Yet another passage from Neal A. Maxwell’s incredible talk at the 2002 Womens Conference:

“So profound and comprehensive is Christ’s love that even during His infinite suffering, He still noticed and nurtured finite sufferers who endured so much less anguish than He had to bear. For instance, He noticed and restored an assailant’s severed ear in the Garden of Gethsemane. On the cross, He directed John to take care of His mother, Mary. He comforted a thief on a nearby cross.

“In contrast, when you and I let ourselves get stuck in the ooze of our own self-pity, we fail to notice the needs of others. With a little more effort, we can become a little more noticing and a little more nurturing. Let us reflect on our circles of love. Are they increasing in size, or are they static? What is the quality of our caring for those within those circles? Do we avoid lazy stereotyping? It’s so easy to deal with people as functions and stereotypes instead of as individuals. Are we lovingly patient with others who are also striving to develop? Or do we, judgmentally and impatiently, constantly pull up the daisies to see how their roots are doing?”

This last line is a lot like C. S. Lewis’ comment about eggs.

The danger of liberation without self control

“Whatever liberates our spirit without giving us self-control is disastrous.”
– Goethe

“Like a city whose walls are broken down is a man who lacks self-control.” (Proverbs 25:28)
[The King james Version reads: “He that hath no rule over his own spirit is like a city that is broken down, and without walls.”]

“So then, let us not be like others, who are asleep, but let us be alert and self-controlled.” (1 Thessalonians 5:6)

Take the scaffolding away and character is what is left

Elder Neal A. Maxwell’s great talk on character, given at the 2002 BYU Women’s Conference and reprinted in the April 2004 Ensign, contains these great thoughts (emphasis added):
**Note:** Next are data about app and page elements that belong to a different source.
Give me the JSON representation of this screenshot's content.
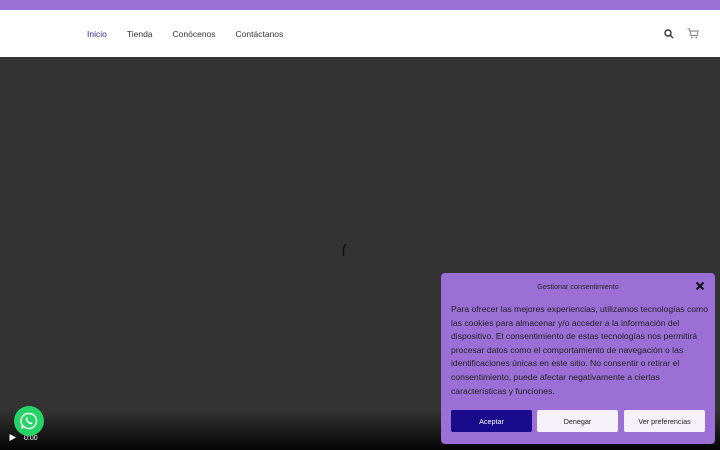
{
  "nav": {
    "items": [
      {
        "label": "Inicio",
        "active": true
      },
      {
        "label": "Tienda",
        "active": false
      },
      {
        "label": "Conócenos",
        "active": false
      },
      {
        "label": "Contáctanos",
        "active": false
      }
    ]
  },
  "header_icons": [
    "search-icon",
    "cart-icon"
  ],
  "video": {
    "current_time": "0:00"
  },
  "consent": {
    "title": "Gestionar consentimiento",
    "body": "Para ofrecer las mejores experiencias, utilizamos tecnologías como las cookies para almacenar y/o acceder a la información del dispositivo. El consentimiento de estas tecnologías nos permitirá procesar datos como el comportamiento de navegación o las identificaciones únicas en este sitio. No consentir o retirar el consentimiento, puede afectar negativamente a ciertas características y funciones.",
    "accept_label": "Aceptar",
    "deny_label": "Denegar",
    "prefs_label": "Ver preferencias"
  },
  "colors": {
    "accent": "#9b6fd6",
    "primary_button": "#1a0a8c",
    "active_nav": "#2b2a8f",
    "whatsapp": "#25d366"
  }
}
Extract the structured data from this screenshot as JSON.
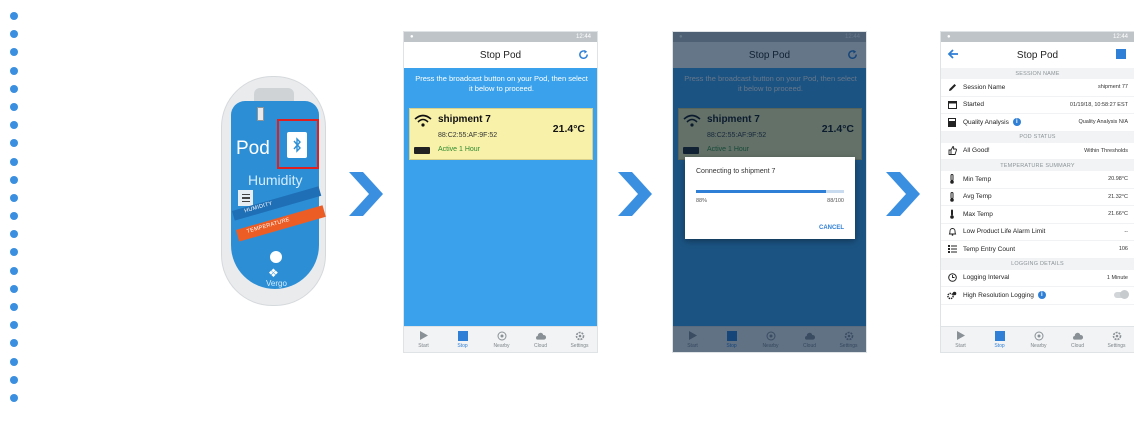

Building on His firm foundation requires us to emulate Christ’s character. There is no joy nor is there any security in giving Him mere lip service. Emulating Him is the key, and our emerging character is the refined structure of our souls. After all the circumstantial scaffolding comes down, character is what is left.

Whatever the remaining distance between us and Him, it is ours to travel. The beckoning stepping-stones are there. You have come thus far by faith in Him, though you have “miles to go before [you] sleep,” and your faith will take you even farther.